WASHINGTON—The U.S. Supreme Court on Monday unanimously reversed a ruling by Alabama’s top court that attempted to deny a lesbian mother’s adoption of her ex-partner’s children.
The decision marks another SCOTUS victory in the march toward LGBT equality—and the end of a long battle over custodial and adoptive rights fought between the two women involved in the case.
"I have been my children's mother in every way for their whole lives. I thought that adopting them meant that we would be able to be together always," the woman denied custody, identified in court documents by the initials V.L., said in a statement. "When the Alabama court said my adoption was invalid and I wasn't their mother, I didn't think I could go on. The Supreme Court has done what's right for my family."
The Alabama Supreme Court refused to recognize V.L.’s Georgia adoption of three children born by her former partner of nearly 16 years. In 2007, the Alabama residents successfully proceeded with the adoptions in Georgia because they were (wisely) advised that Atlanta-area courts might rule more progressively than those in their home state.
One bitter breakup later, the birth mother, referred to as E.L., sought via the Alabama court system to refuse V.L. visitation with their children.
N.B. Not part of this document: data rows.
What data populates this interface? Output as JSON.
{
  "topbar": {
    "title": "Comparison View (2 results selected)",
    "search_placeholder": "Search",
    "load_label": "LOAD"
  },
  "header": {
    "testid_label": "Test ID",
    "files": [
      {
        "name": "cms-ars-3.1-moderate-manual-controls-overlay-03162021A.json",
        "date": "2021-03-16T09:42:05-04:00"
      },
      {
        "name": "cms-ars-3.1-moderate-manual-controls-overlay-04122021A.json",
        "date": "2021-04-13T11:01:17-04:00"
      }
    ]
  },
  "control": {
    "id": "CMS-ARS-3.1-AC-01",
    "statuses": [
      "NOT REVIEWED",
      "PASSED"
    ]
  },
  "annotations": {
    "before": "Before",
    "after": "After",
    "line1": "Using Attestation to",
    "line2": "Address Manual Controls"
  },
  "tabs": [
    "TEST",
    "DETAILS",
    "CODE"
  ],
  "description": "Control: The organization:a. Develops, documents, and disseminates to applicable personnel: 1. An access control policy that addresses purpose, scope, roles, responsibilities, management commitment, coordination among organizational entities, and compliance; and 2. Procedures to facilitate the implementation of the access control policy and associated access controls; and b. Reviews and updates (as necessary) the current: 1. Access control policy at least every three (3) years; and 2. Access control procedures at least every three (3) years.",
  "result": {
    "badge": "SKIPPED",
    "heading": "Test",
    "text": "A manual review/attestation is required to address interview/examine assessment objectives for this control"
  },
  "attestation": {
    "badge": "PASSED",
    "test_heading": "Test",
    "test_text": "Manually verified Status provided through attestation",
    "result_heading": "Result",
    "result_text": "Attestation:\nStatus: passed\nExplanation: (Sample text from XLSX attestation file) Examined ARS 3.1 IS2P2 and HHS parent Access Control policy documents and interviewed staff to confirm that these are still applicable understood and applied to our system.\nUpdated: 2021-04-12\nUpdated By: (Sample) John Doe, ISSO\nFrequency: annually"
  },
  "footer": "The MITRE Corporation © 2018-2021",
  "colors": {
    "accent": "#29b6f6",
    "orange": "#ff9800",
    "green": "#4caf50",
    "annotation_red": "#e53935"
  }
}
The case worked its way up to the Alabama Supreme Court, whose justices sided with E.L. by claiming that the adoptions violated Georgia law, effectively depriving V.L. of all parental rights.
V.L. appealed to the U.S. Supreme Court, which, in an unsigned, one-sentence opinion on the right side of history, nullified the Alabama decision by stating, "the Alabama Supreme Court erred in refusing to grant that judgment full faith and credit."
LGBT equality advocates hailed the SCOTUS decision as a potential precedent-setter and major step forward in securing full parental rights for LGBT families.
"Any attempt to deny legal rights to our families is reprehensible, and this ruling establishes that bias and discrimination cannot be allowed to undermine the bond between LGBT parents and their children," said the Human Rights Campaign’s Legal Director Sarah Warbelow. "These children have two parents, and should have the security that comes with legal recognition.”
These children, at least, now do.